Your task is to find every line of the listing that includes "mins" and copy it.

• _Records for processing_:
----

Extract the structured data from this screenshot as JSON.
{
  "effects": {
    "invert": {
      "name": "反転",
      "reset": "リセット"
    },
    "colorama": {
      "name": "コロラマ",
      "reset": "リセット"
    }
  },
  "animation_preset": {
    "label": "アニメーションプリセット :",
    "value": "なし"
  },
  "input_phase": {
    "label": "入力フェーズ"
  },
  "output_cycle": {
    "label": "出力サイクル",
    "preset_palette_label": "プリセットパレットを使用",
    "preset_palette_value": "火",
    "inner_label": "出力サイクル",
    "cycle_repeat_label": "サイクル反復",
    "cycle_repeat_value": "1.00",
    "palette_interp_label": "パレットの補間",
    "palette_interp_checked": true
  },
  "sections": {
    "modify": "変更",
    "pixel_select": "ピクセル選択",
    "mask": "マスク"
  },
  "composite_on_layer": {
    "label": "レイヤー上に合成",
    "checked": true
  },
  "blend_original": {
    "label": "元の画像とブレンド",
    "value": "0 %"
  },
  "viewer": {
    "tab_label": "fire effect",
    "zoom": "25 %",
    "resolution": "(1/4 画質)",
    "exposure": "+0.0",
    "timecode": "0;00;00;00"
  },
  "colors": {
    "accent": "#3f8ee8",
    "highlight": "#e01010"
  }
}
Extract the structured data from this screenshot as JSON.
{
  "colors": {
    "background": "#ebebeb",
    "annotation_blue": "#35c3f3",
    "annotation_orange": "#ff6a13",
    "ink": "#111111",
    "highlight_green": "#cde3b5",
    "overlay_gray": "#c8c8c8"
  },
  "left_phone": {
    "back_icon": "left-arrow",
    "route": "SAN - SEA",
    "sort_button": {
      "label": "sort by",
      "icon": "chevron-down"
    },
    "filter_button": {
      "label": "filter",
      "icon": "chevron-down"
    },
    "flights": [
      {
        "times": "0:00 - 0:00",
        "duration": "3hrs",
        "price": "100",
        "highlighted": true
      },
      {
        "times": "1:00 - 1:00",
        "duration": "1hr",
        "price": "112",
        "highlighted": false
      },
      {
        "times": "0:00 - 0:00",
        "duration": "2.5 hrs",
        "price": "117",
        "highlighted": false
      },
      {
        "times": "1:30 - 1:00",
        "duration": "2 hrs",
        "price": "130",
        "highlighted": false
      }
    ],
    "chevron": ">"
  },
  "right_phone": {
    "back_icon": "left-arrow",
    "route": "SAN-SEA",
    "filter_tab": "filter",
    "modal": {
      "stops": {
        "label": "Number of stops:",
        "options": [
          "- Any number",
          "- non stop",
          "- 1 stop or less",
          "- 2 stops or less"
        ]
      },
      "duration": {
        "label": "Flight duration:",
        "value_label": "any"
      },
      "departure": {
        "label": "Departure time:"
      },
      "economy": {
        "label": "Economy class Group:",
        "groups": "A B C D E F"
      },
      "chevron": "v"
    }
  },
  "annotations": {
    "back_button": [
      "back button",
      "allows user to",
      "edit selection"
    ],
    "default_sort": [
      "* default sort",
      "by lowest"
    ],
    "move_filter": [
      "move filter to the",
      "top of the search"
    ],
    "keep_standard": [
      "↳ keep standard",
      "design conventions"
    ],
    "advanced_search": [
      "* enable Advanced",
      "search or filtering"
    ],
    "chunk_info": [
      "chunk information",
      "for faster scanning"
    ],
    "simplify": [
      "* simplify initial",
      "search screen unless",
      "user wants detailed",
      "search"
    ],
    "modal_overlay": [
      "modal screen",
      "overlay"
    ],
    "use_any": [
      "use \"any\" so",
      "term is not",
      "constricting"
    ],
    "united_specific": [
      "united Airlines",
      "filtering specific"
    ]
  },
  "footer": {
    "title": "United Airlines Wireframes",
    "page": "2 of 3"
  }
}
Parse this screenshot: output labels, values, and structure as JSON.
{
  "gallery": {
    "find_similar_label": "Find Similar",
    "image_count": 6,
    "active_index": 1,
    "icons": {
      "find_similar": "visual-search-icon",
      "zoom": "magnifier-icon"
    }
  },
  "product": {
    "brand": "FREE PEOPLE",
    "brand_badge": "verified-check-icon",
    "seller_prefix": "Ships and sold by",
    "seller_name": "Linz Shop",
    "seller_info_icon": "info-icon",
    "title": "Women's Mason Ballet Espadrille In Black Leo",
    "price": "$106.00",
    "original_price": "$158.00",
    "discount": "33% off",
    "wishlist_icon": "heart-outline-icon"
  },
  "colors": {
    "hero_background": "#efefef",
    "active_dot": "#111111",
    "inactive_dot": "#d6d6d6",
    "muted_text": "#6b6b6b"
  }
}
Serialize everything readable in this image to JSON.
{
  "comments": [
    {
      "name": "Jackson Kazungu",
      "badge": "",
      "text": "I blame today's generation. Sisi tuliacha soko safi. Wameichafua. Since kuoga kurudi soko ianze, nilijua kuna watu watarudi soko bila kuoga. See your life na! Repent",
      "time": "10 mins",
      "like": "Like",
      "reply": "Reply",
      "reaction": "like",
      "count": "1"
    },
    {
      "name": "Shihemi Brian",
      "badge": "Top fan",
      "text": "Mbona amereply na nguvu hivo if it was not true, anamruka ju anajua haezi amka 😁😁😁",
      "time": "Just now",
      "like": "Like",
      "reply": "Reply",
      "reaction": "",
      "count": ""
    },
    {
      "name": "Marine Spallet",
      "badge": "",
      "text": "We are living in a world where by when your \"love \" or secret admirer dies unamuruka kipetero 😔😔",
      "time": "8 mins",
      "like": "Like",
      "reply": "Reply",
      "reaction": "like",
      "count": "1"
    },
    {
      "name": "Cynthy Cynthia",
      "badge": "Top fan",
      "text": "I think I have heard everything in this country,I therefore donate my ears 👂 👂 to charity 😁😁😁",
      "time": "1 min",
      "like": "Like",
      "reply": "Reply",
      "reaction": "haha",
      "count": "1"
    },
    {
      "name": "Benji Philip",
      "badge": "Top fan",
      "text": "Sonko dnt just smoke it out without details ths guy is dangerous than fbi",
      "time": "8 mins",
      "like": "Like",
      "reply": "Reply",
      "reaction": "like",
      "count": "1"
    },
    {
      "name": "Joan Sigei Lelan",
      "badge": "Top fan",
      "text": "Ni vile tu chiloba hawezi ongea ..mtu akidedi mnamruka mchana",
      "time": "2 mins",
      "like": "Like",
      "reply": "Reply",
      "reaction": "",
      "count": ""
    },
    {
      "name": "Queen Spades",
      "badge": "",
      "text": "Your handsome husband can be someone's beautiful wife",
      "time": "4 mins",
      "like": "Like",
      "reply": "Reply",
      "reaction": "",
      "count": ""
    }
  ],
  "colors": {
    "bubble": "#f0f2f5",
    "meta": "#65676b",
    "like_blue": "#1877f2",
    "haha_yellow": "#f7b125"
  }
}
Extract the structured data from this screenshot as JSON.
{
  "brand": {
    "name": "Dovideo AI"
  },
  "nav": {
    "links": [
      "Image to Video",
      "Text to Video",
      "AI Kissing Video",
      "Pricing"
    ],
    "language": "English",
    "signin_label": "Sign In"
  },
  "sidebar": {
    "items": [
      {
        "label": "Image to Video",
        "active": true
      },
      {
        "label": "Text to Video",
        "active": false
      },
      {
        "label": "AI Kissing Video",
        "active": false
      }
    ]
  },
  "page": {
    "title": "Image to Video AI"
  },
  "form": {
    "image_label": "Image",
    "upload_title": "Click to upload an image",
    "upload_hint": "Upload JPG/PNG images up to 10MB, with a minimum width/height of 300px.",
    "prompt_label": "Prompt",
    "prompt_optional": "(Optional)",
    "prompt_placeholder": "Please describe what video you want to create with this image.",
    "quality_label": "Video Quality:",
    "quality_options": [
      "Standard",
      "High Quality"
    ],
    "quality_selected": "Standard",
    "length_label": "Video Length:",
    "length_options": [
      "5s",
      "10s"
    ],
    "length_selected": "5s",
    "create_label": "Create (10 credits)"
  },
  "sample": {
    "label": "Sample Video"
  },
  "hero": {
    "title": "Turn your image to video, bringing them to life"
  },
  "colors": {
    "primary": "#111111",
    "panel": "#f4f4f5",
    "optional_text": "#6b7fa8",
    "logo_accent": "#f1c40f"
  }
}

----

• _Answer section_:
      "time": "10 mins",
      "time": "8 mins",
      "time": "8 mins",
      "time": "2 mins",
      "time": "4 mins",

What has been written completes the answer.